The more I read, the more I seem to catch while reading. It wasn’t until my second read-through of Naked Lunch that I really feel I began to appreciate it, and even the recent rereading of Animal Farm really made me feel that at least some of my study of literature is sticking with me. And then I encounter something like As I Lay Dying, which I emerged from misunderstanding large portions. Perhaps it has more to do with not yet reading it a second time, but I think I can attribute at least some of this to the story’s ambiguous narrative and the rich symbolism the author employs.
As I Lay Dying is an account of the Bundren family as they attempt to withhold the final wish of their newly deceased wife and mother, Addie, by bringing her remains to her hometown as a final resting place. A different character acts as narrator by each chapter, and that gives this story a great deal of its charm. Everyone has a very clear and unique voice that Faulkner is careful to maintain as the story progresses, and we get a good picture of how each sees the others and the world around them, as well as how they deal with the numerous harrowing situations they’re forced to cope with.
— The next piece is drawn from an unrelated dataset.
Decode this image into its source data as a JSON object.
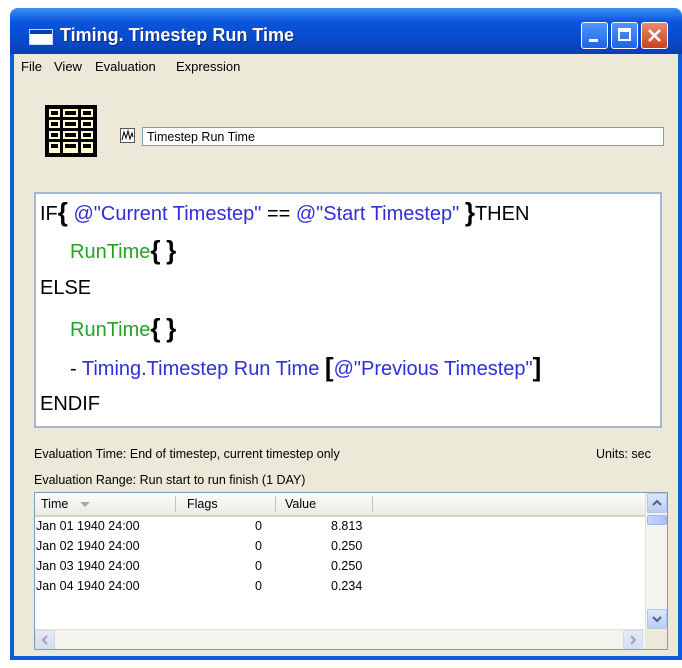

Description is clearly another of Faulkner’s strengths; he provides specific details that appeal to all the senses, making the world vividly come alive. Add in a great profundity delivered through some of the most elegant prose I have ever had the pleasure of reading, and it’s clear to see the beauty in Faulkner’s work, even if I walk away with some lack of understanding.
In short, As I Lay Dying is a wonderful novel and it’s unsurprising, to me, that Faulkner should be so highly regarded. If you have yet to experience it, it comes with my highest recommendation.